Thoroughly clean and dry your cat's litterbox. It is helpful to use a liner as well. Place some unpopped popcorn kernels in the box. When your cat urinates, pour the urine into a clean, dry container. This is NOT an ideal sample since there is a large chance of contamination but it often can give us some useful information. Refrigerate sample if you are unable to bring it to the office within a few hours.
If you can't catch a sample...

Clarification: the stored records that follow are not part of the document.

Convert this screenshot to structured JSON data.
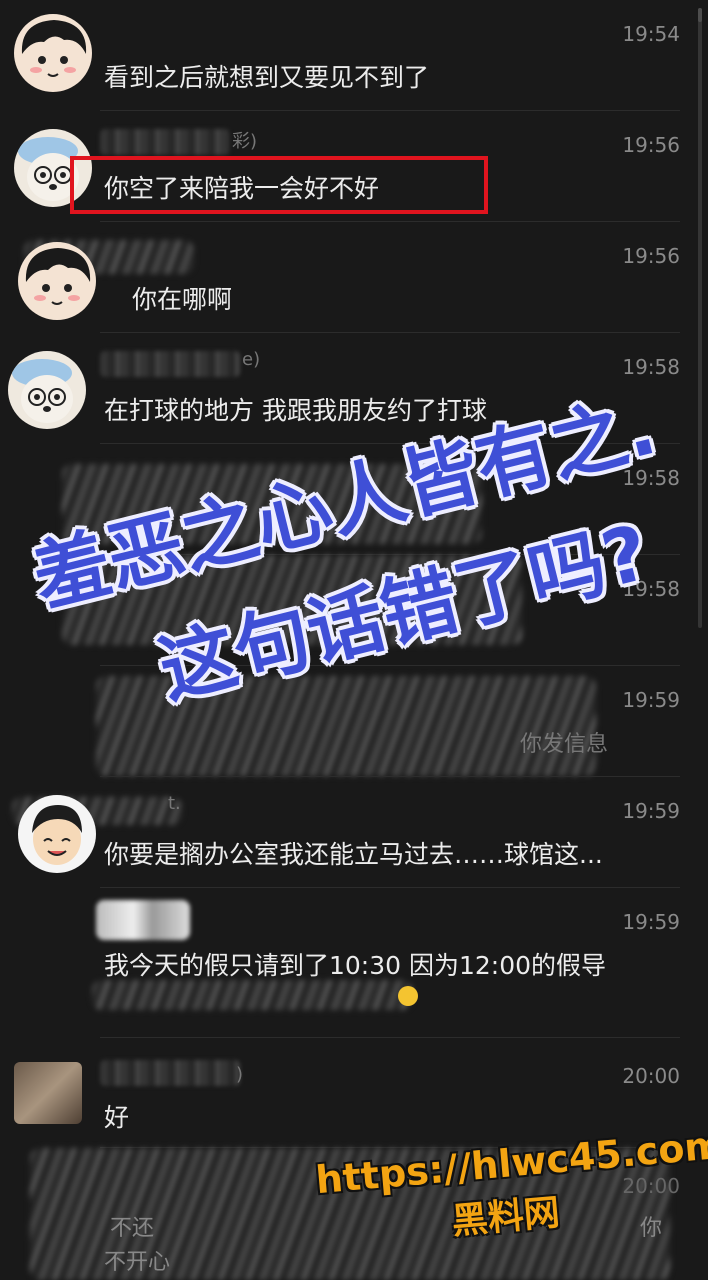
{
  "messages": [
    {
      "time": "19:54",
      "text": "看到之后就想到又要见不到了"
    },
    {
      "time": "19:56",
      "name_suffix": "彩)",
      "text": "你空了来陪我一会好不好"
    },
    {
      "time": "19:56",
      "text": "你在哪啊"
    },
    {
      "time": "19:58",
      "name_suffix": "e)",
      "text": "在打球的地方 我跟我朋友约了打球"
    },
    {
      "time": "19:58",
      "text": ""
    },
    {
      "time": "19:58",
      "text": ""
    },
    {
      "time": "19:59",
      "partial_text": "你发信息"
    },
    {
      "time": "19:59",
      "name_suffix": "t.",
      "text": "你要是搁办公室我还能立马过去……球馆这..."
    },
    {
      "time": "19:59",
      "text": "我今天的假只请到了10:30  因为12:00的假导"
    },
    {
      "time": "20:00",
      "name_suffix": ")",
      "text": "好"
    },
    {
      "time": "20:00",
      "partial_text_1": "不还",
      "partial_text_2": "不开心",
      "partial_text_3": "你"
    }
  ],
  "overlay": {
    "line1": "羞恶之心人皆有之.",
    "line2": "这句话错了吗?",
    "color": "#3f4fd6"
  },
  "watermark": {
    "url": "https://hlwc45.com",
    "name": "黑料网",
    "color": "#f3a412"
  },
  "colors": {
    "background": "#191919",
    "highlight_border": "#e0141e"
  }
}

One of our veterinarians can often obtain a urine sample by cystocentesis, which is the process of withdrawing urine directly from the bladder. If you anticipate using this technique it is best not to let your dog urinate for a couple of hours prior to the visit and to try to avoid any temptation to urinate on the way into the office. It doesn't take long to get a sample if there is urine in the bladder. Samples taken in this manner can be used for culture (to check for bacteria in the urinary tract) and are usually better for determining if there are abnormal cells in the urine when it is in the bladder since it doesn't pass through the urethra and vagina prior to being collected. Sometimes the bladder is too small to get a sample this way and we may need to keep your pet for a few hours to allow the bladder to fill. The procedure does not seem to be very painful (just the needle stick) and most dogs tolerate it very well.